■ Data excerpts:
——————————
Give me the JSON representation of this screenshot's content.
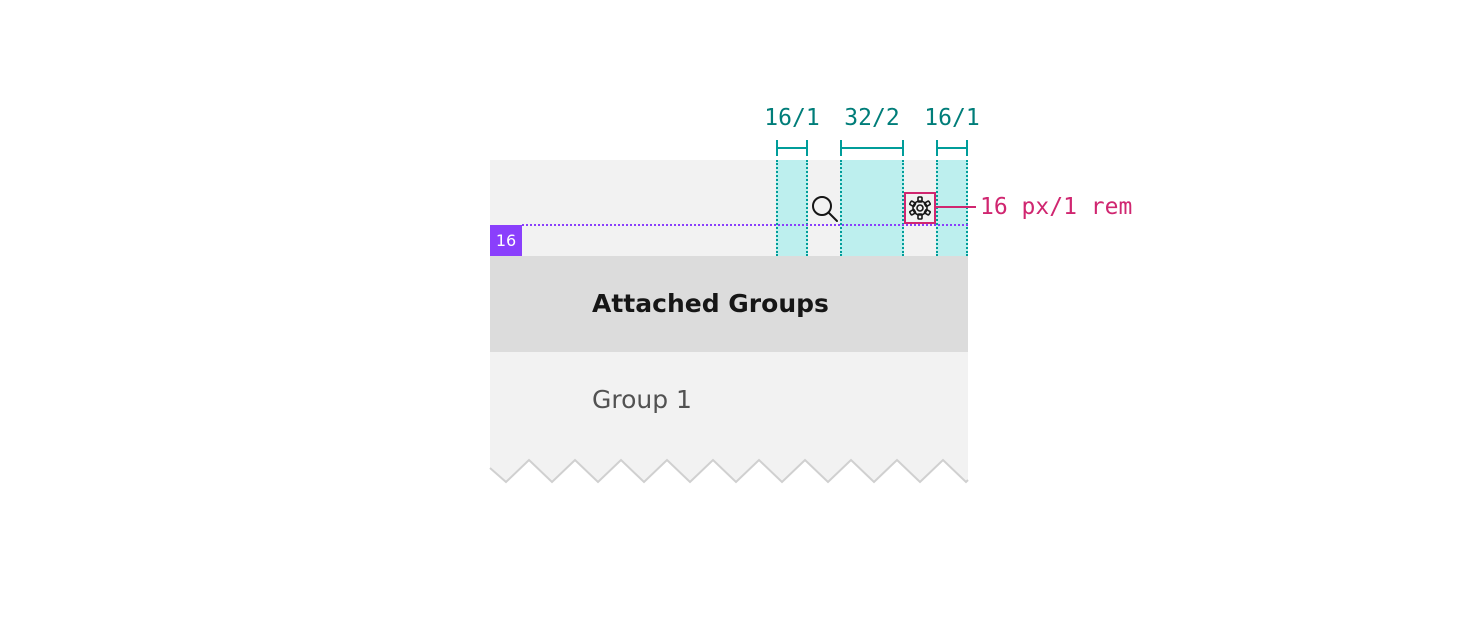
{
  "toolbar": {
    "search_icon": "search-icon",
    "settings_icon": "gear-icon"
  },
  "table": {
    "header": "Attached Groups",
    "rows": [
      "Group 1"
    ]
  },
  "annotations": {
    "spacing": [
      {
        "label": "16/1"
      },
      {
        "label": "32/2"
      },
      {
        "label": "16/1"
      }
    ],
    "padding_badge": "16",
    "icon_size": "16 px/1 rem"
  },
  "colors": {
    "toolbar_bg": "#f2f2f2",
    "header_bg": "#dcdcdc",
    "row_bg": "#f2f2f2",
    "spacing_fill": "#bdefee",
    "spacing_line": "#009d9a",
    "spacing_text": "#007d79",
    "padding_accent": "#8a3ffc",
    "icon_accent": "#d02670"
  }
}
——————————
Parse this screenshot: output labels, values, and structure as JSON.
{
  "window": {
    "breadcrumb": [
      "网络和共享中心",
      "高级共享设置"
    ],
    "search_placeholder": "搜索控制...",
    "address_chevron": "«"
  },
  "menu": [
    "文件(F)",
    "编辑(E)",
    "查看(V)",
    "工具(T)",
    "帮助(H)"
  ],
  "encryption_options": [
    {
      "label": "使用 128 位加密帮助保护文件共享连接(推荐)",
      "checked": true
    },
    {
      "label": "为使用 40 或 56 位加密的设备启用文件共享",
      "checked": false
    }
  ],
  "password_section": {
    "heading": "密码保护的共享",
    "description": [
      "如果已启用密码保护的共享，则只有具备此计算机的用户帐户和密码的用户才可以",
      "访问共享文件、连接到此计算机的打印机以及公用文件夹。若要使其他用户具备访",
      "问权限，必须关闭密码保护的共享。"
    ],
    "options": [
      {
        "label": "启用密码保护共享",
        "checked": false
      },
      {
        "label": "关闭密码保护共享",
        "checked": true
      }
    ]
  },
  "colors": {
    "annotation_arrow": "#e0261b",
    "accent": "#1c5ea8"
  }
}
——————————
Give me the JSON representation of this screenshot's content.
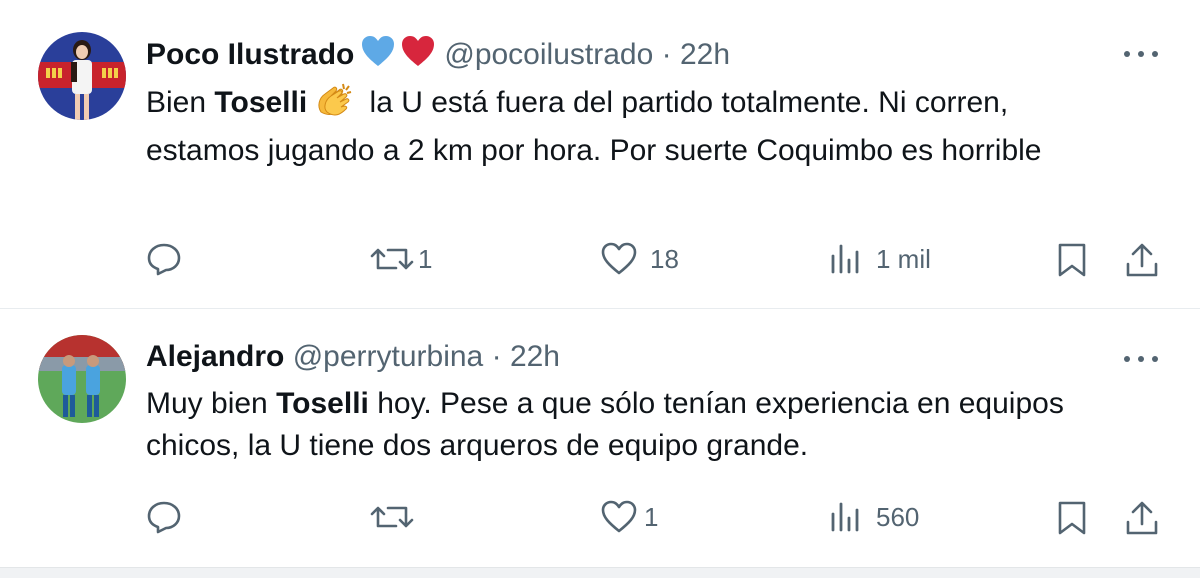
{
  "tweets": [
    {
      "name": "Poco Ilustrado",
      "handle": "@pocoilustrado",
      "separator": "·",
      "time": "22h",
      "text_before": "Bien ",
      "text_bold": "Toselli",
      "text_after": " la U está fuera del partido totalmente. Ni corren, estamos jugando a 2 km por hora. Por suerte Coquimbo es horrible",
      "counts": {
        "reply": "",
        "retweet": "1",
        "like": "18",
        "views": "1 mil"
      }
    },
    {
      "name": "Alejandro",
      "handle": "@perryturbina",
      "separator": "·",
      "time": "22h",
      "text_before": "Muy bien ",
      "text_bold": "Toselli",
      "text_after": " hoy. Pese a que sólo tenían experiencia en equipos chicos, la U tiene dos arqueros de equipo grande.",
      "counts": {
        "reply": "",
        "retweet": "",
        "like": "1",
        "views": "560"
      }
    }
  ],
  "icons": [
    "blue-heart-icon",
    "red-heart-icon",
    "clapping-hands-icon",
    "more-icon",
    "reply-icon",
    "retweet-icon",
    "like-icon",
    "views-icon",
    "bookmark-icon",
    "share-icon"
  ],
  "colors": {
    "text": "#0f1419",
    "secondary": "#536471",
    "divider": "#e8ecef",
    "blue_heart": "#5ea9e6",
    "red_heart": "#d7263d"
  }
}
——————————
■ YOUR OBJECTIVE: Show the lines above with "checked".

■ ANSWER SPACE:
      "checked": true
      "checked": false
        "checked": false
        "checked": true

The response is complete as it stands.